(Dataset rows describing interfaces)
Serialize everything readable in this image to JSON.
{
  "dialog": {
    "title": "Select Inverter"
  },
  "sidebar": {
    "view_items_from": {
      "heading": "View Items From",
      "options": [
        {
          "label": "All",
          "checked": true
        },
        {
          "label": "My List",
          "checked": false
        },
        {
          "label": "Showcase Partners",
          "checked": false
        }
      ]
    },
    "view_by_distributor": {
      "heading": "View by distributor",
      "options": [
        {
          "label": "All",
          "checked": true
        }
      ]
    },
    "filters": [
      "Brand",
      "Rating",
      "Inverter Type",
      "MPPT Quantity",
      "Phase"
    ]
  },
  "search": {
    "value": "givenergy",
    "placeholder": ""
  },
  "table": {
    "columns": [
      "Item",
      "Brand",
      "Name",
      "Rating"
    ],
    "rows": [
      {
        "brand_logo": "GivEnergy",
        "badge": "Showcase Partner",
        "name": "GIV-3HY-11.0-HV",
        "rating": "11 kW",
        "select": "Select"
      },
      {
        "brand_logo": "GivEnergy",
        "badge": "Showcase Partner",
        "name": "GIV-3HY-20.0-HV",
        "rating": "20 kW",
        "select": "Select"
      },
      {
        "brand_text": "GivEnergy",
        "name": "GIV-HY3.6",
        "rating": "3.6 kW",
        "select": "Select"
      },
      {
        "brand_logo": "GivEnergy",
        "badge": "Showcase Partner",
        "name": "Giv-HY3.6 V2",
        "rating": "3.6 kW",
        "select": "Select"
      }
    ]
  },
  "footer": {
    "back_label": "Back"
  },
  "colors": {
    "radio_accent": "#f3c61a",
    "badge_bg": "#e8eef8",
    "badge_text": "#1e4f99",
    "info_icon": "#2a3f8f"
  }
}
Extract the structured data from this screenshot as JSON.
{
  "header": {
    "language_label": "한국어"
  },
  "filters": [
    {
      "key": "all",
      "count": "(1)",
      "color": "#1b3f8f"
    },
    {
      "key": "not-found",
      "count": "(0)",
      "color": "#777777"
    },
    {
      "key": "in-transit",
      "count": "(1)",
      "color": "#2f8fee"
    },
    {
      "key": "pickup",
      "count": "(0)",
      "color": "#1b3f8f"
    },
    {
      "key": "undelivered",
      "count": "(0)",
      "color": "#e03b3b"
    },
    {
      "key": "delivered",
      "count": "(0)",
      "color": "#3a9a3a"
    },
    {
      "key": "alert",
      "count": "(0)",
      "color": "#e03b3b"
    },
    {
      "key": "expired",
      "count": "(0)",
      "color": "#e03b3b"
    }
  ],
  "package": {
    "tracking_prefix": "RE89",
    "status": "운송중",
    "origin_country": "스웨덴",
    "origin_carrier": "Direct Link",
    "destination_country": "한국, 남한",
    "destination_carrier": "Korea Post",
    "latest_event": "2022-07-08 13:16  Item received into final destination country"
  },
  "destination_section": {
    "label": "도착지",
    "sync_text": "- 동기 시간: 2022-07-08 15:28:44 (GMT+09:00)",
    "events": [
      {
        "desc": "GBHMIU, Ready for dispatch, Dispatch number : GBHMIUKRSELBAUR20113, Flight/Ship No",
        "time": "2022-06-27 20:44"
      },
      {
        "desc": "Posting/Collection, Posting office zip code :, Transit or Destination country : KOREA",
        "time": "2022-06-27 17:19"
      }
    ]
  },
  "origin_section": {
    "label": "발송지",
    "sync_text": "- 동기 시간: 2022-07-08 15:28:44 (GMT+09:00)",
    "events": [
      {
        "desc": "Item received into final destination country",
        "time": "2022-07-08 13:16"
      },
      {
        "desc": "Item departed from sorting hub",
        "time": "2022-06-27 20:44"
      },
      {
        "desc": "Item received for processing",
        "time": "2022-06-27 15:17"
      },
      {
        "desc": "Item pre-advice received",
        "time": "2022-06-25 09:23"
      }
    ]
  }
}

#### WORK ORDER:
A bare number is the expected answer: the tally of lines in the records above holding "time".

#### ANSWER BOX:
6